“It is more proper for you to take advantage of this opportunity because the day is not far off away that the invading enemy will flee Afghanistan”
On the issue of talks, this gets interesting. Clearly the Taliban leadership are concerned over the impact on their unity of “talks” – probably driven in part by a worry that local fighters may be confused, hearing (and perhaps believing) rumours. There is an attempt to allay fears over reported Taliban dealings with the US. The statement makes it clear that “negotiation had not meant submission or abandoning of our goals”. The Taliban acknowledge they are dealing with the US but make it clear that these “initial talks” are for the specific goals of exchanging prisoners and establishing a political office.
In addition, the Taliban state that they “…will make efforts to reach an understanding with the Afghan factions in due time following the pull out of the invaders…”. This might be interpreted in a positive way, but my sense is that this sounds very “old school” and a return to the failed negotiation attempts brokered by the international community in the 1990s. Does this mean cutting pragmatic deals with those they cannot defeat, regardless of popular wishes?
The growing willingness to elaborate, in this Eid statement, on the Taliban’s future in Afghanistan post-2014, shows where their thinking is slowly heading. But amongst the inevitable, but shrill, confidence, I sense that naivety and uncertainty are also strongly in evidence here. There is much, by now standard, rhetoric about fighting the Jihad until a very ill-defined “independence”. But the “what next” is still vague. At one level they are aware that 2014 may well not mean the removal of all Western military forces (“…the invasion may ensconce itself in the garb of peace-keeping forces or strategic cooperation”) and yet they assert later that “…the day is not far away that the invading enemy will flee Afghanistan” in order to try to generate defections from potential fence-sitters. This might be clever tactics, playing to different audiences or simply immature thinking. Although they say more than ever about “the future”, there is little in way of practical detail to those who seek reassurances on Taliban intentions (women’s rights, sharing of government) or capabilities (reconstruction of the country, “obtainment of technological know-how”).

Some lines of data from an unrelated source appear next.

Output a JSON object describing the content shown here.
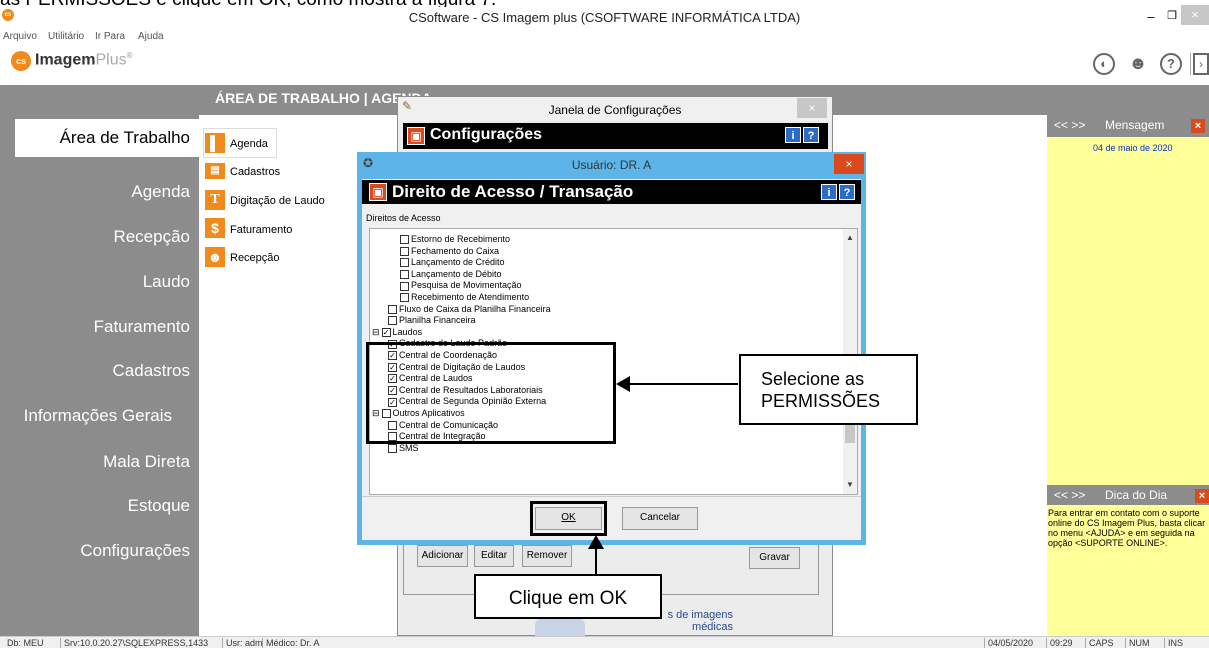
{
  "document": {
    "caption": "as PERMISSÕES e clique em OK, como mostra a figura 7:"
  },
  "window": {
    "title": "CSoftware - CS Imagem plus (CSOFTWARE INFORMÁTICA LTDA)",
    "app_icon": "cs"
  },
  "menu": [
    "Arquivo",
    "Utilitário",
    "Ir Para",
    "Ajuda"
  ],
  "brand": {
    "name": "Imagem",
    "suffix": "Plus",
    "mark": "®",
    "badge": "cs"
  },
  "sidebar": {
    "items": [
      {
        "label": "Área de Trabalho",
        "active": true
      },
      {
        "label": "Agenda"
      },
      {
        "label": "Recepção"
      },
      {
        "label": "Laudo"
      },
      {
        "label": "Faturamento"
      },
      {
        "label": "Cadastros"
      },
      {
        "label": "Informações Gerais"
      },
      {
        "label": "Mala Direta"
      },
      {
        "label": "Estoque"
      },
      {
        "label": "Configurações"
      }
    ]
  },
  "workspace": {
    "title": "ÁREA DE TRABALHO | AGENDA",
    "apps": [
      {
        "label": "Agenda",
        "icon": "agenda-icon"
      },
      {
        "label": "Cadastros",
        "icon": "cadastros-icon"
      },
      {
        "label": "Digitação de Laudo",
        "icon": "text-icon"
      },
      {
        "label": "Faturamento",
        "icon": "dollar-icon"
      },
      {
        "label": "Recepção",
        "icon": "reception-icon"
      }
    ]
  },
  "right_panel": {
    "message": {
      "nav": "<< >>",
      "title": "Mensagem",
      "date": "04 de maio de 2020"
    },
    "tip": {
      "nav": "<< >>",
      "title": "Dica do Dia",
      "text": "Para entrar em contato com o suporte online do CS Imagem Plus, basta clicar no menu <AJUDA> e em seguida na opção <SUPORTE ONLINE>."
    }
  },
  "config_window": {
    "title": "Janela de Configurações",
    "heading": "Configurações",
    "buttons": {
      "add": "Adicionar",
      "edit": "Editar",
      "remove": "Remover",
      "save": "Gravar"
    },
    "logo_text": "s de imagens médicas"
  },
  "user_window": {
    "title": "Usuário: DR. A",
    "heading": "Direito de Acesso / Transação",
    "section_label": "Direitos de Acesso",
    "tree": [
      {
        "label": "Estorno de Recebimento",
        "checked": false,
        "level": 2
      },
      {
        "label": "Fechamento do Caixa",
        "checked": false,
        "level": 2
      },
      {
        "label": "Lançamento de Crédito",
        "checked": false,
        "level": 2
      },
      {
        "label": "Lançamento de Débito",
        "checked": false,
        "level": 2
      },
      {
        "label": "Pesquisa de Movimentação",
        "checked": false,
        "level": 2
      },
      {
        "label": "Recebimento de Atendimento",
        "checked": false,
        "level": 2
      },
      {
        "label": "Fluxo de Caixa da Planilha Financeira",
        "checked": false,
        "level": 1
      },
      {
        "label": "Planilha Financeira",
        "checked": false,
        "level": 1
      },
      {
        "label": "Laudos",
        "checked": true,
        "level": 0
      },
      {
        "label": "Cadastro de Laudo Padrão",
        "checked": true,
        "level": 1
      },
      {
        "label": "Central de Coordenação",
        "checked": true,
        "level": 1
      },
      {
        "label": "Central de Digitação de Laudos",
        "checked": true,
        "level": 1
      },
      {
        "label": "Central de Laudos",
        "checked": true,
        "level": 1
      },
      {
        "label": "Central de Resultados Laboratoriais",
        "checked": true,
        "level": 1
      },
      {
        "label": "Central de Segunda Opinião Externa",
        "checked": true,
        "level": 1
      },
      {
        "label": "Outros Aplicativos",
        "checked": false,
        "level": 0
      },
      {
        "label": "Central de Comunicação",
        "checked": false,
        "level": 1
      },
      {
        "label": "Central de Integração",
        "checked": false,
        "level": 1
      },
      {
        "label": "SMS",
        "checked": false,
        "level": 1
      }
    ],
    "buttons": {
      "ok": "OK",
      "cancel": "Cancelar"
    }
  },
  "annotations": {
    "permissions": [
      "Selecione as",
      "PERMISSÕES"
    ],
    "ok": "Clique em OK"
  },
  "statusbar": [
    "Db: MEU",
    "Srv:10.0.20.27\\SQLEXPRESS,1433",
    "Usr: adm",
    "Médico: Dr. A",
    "04/05/2020",
    "09:29",
    "CAPS",
    "NUM",
    "INS"
  ],
  "colors": {
    "sidebar": "#8c8c8c",
    "accent": "#f08a1c",
    "panel": "#ffff99",
    "dialog_border": "#5cb4e8",
    "close_red": "#d94a1e"
  }
}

They are still evidently concerned about how “talks” will play out and, crucially, how this is being perceived by their own fighters. Western media and other “propaganda” still appears to a major worry – as does the continual refrain that their fighters should respect the Afghan peoples and avoid civilian casualties wherever possible.
It is never clear to what extent the Afghan population are aware of these broadcasts – although the Westerners always give them a lot of attention. But I saw one report which suggested that this Eid address had been read out in some mosques in Nangarhar province. And ISAF’s dismissal of the statement as “insane” (and perhaps coincidentally, the Taliban website has been taken off-line at the moment) suggests both a lack of ideas on how – or whether – to respond and a worry that these Taliban messages may, as ISAF prepares to pull out, be more keenly sought out by the Afghan population, if only to find out what sort of problem they might be having to deal with.